The learning experience can be significantly enhanced using a three-dimensional training station 200 shown in FIG. 6. The three-dimensional training station 200, which is described in Applicant's co-pending patent application filed concurrently herewith, the specification of which is incorporated herein by reference, includes a support frame 202 that supports a plurality of display surfaces 204, which may be computer monitors or backlit projection screens arranged in a configuration that permits a display of the instrumentation and controls to be displayed using interactive graphical representations that are arranged in space in a way that substantially corresponds a three-dimensional location of the control panel's layout of the real complex system. This implementation of a display device for the self-paced training component 24 is particularly advantageous in that it permits the student 31 to learn (obtain knowledge), practice and obtain skills to perform integrated procedures (including muscle memory) that must be learned to operate and maintain the simulated complex system in a matter that is critical to the performance of the system, the safety of the system and those around it and the productive life of the system.

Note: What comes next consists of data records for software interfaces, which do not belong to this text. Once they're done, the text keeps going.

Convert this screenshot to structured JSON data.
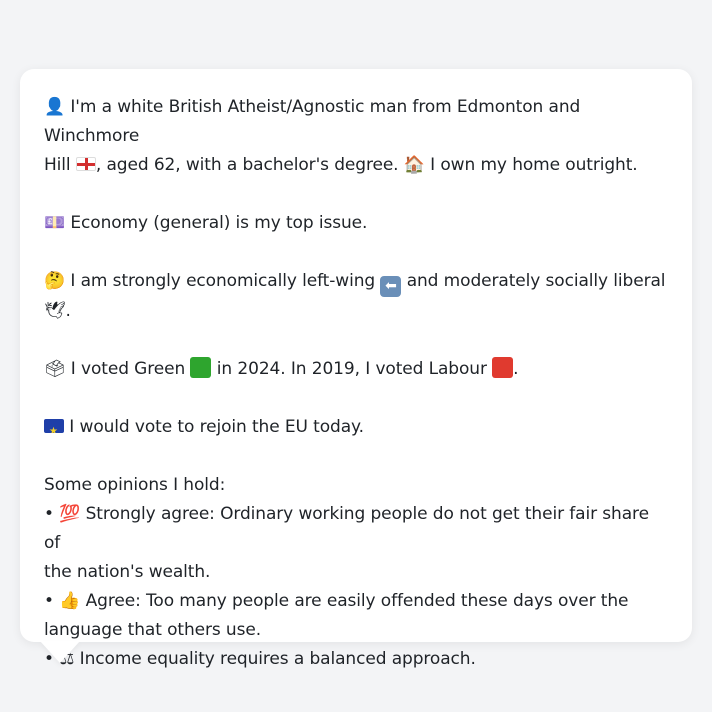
{
  "message": {
    "intro": {
      "icon_person": "👤",
      "text_1": " I'm a white British Atheist/Agnostic man from Edmonton and Winchmore",
      "text_2_a": "Hill ",
      "text_2_b": ", aged 62, with a bachelor's degree. ",
      "icon_house": "🏠",
      "text_2_c": " I own my home outright."
    },
    "issue": {
      "icon": "💷",
      "text": " Economy (general) is my top issue."
    },
    "ideology": {
      "icon": "🤔",
      "text_1": " I am strongly economically left-wing ",
      "arrow": "⬅",
      "text_2": " and moderately socially liberal",
      "icon_dove": "🕊",
      "text_3": "."
    },
    "vote": {
      "icon": "🗳",
      "text_1": " I voted Green ",
      "text_2": " in 2024. In 2019, I voted Labour ",
      "text_3": "."
    },
    "eu": {
      "text": " I would vote to rejoin the EU today."
    },
    "opinions": {
      "heading": "Some opinions I hold:",
      "items": [
        {
          "bullet": "• ",
          "icon": "💯",
          "text": " Strongly agree: Ordinary working people do not get their fair share of",
          "text_wrap": "the nation's wealth."
        },
        {
          "bullet": "• ",
          "icon": "👍",
          "text": " Agree: Too many people are easily offended these days over the",
          "text_wrap": "language that others use."
        },
        {
          "bullet": "• ",
          "icon": "⚖",
          "text": " Income equality requires a balanced approach.",
          "text_wrap": ""
        }
      ]
    }
  },
  "colors": {
    "background": "#f3f4f6",
    "bubble": "#ffffff",
    "text": "#1f2328",
    "green": "#2ea52e",
    "labour_red": "#e03a2f",
    "eu_blue": "#1f3fa8"
  }
}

As will be understood by those skilled in the art, the embodiments of the invention described above represent only one of many ways in which a method of training integrated procedures using self-paced training courseware can be implemented. The embodiments of the invention are therefore intended to be exemplary only and the scope of the invention is intended to be limited solely by the scope of the appended claims.